I also thought about our near neighbour, France, in terms of the fact that in state institutions eg: schools, hospitals etc, the veil would not be tolerated, because it has secularity built in to its constitution, whereas over here, our Head of State is also the head of the Church of England. The UK has a history of welcoming migrants to the UK with their cultures intact (when needed for economic reasons). This sometimes leads to stress, but more often does not. Our national dish is now Chicken Tikka Masala, etc. France meanwhile remains a non-welcoming environment. Frankly, it's more than a bit racist over there. In Paris, you're more likely to see a black person on the underground that driving a car (with the exception of cab drivers of course) and in my experience, the place you're most likely to see a black person in the workplace is serving you your lunch. By being religion and culture intolerant, the vicious circle of racism and lack of understanding remains in place. The British solution, obviously made more prevalent in the past by Empire leanings does not solve anything, particularly, and it does not suggest that the entire British population is somehow remarkably tolerant. It isn't. What the British model is though is significantly different. We have had no revolution, for a start. Levels of immigration in to the UK are massive compared to France. Why is this? Is it merely about the legal position of immigrants, or do people actively choose not to try to go and live there? At base level, our countries in the UK *are* more welcoming, and one of the reasons for this must be the tradition of religious tolerance (note: I'm in no way suggesting that the Brits have always been this way - the massacre of the Jewish population in the middle ages being a pretty good example of INtolerance).

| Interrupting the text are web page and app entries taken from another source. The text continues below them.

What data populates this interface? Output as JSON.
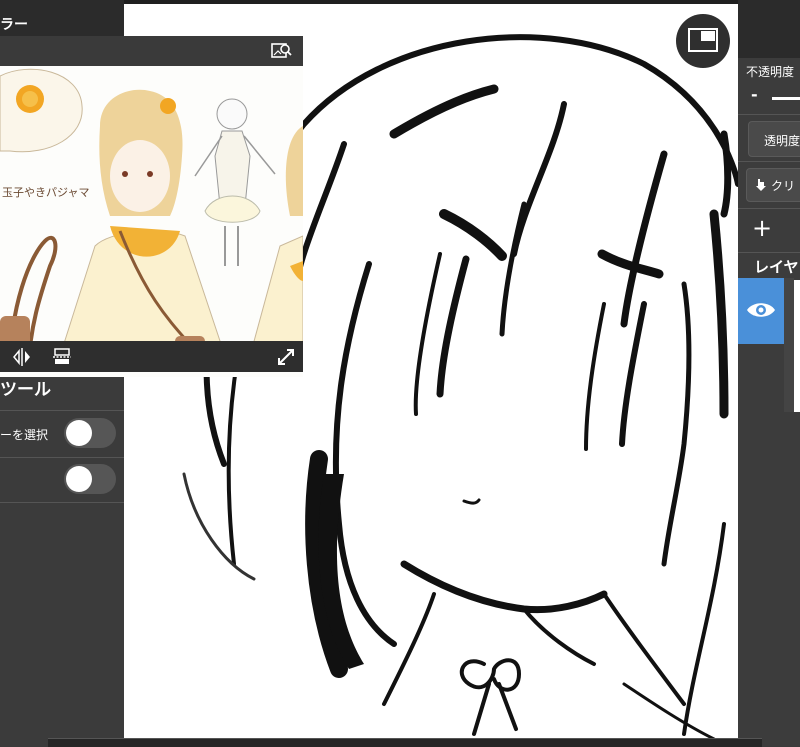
{
  "left_panel": {
    "header_fragment": "ラー",
    "tools_title": "ツール",
    "select_layer_label": "ーを選択",
    "toggles": [
      {
        "state": "off"
      },
      {
        "state": "off"
      }
    ]
  },
  "reference_window": {
    "image_caption": "玉子やきパジャマ"
  },
  "right_panel": {
    "opacity_label": "不透明度",
    "opacity_minus": "-",
    "transparency_button": "透明度",
    "clipping_button": "クリ",
    "add_symbol": "+",
    "layer_header": "レイヤ"
  },
  "colors": {
    "panel_bg": "#3b3b3b",
    "canvas_bg": "#ffffff",
    "accent_blue": "#4a90d9"
  },
  "icons": [
    "search-image-icon",
    "flip-horizontal-icon",
    "flip-vertical-icon",
    "resize-icon",
    "navigator-icon",
    "eye-icon",
    "clip-arrow-icon",
    "add-layer-icon"
  ]
}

I've run out of steam somewhat, plus am now desperately late to bed. Therefore I'll stop there but you can see where I was going, generally speaking. There is nothing wrong with a debate, as such but at a time when Muslims are being demonised, it could have been handled a tad more sensitively.
Goodnight! Please comment, oh 30 regular visitors ;)